An awkward silence sat between them for a moment, until he spotted a thin line of smoke rising over the treetops.
“Look, Alara,” he said, bringing his horse close to hers and pointing. “A return to civilization!”
She followed his finger with her eyes before looking back at him. “Do you think it’s the town we were supposed to play at next?”
“I’m sure of it.” He smiled warmly. “They didn’t send me with you for nothing; I’m more familiar with these parts than most.” Pausing thoughtfully, he took a closer look at his surroundings. “Yes, it must be Easthaven. Another candlemark and we’ll be in the village.”
“A real bed.” Alara’s entire face lit up. “And people to play for!”
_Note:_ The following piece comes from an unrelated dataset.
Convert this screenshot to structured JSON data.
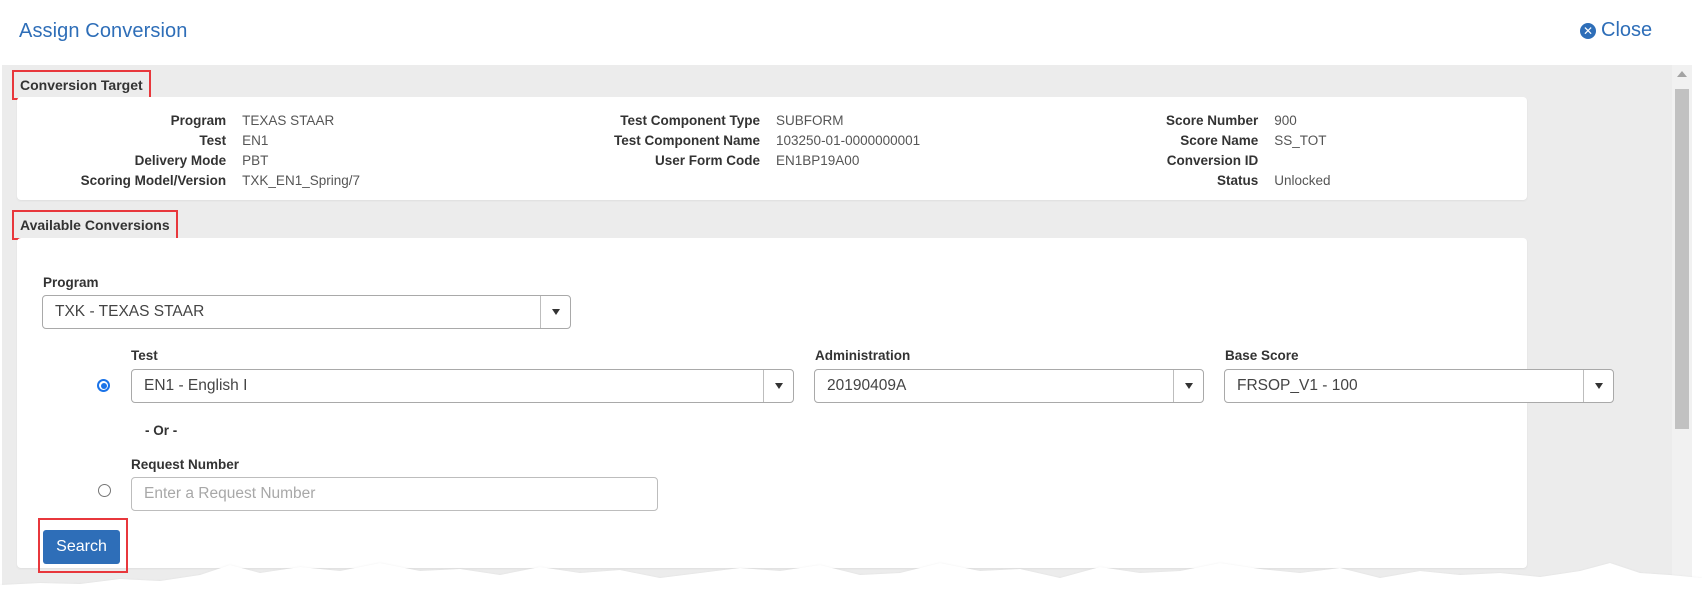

He nodded his agreement. Should I be ashamed that I’m as eager as a teenage girl for a warm bed and company? I thought the war had toughened me more than that, but the cold and solitude are a different kind of torture. Kind as Alara was, she was not really adult company, and he certainly felt uncomfortable sharing personal information with her. Small talk is fine, and of course I’d be there for her were anything to happen, but the generational gap is a bit hard for me to bridge these days. He was certain she felt the same, and shy as she was, it was difficult for her to even make conversation with those her own age. When she was younger, it was so easy to play or find silly things to discuss. But ever since that conversation about Vanyel… he almost shuddered just thinking about it. He’d never been embarrassed about being shaych, nor hid it, but trying to explain his romantic relationship with a dead male hero to Alara had been… beyond uncomfortable. I could have killed Jisa for dragging me in there. I guess she felt Alara should hear it from the horse’s mouth.
He looked up as they rounded the bend and the thatched roofs of Easthaven came into clear view. Assessing the state of fatigue of their horses, he shot Alara a mischievous glance. “Race you to the sign post?”
She nudged her horse into a canter in response.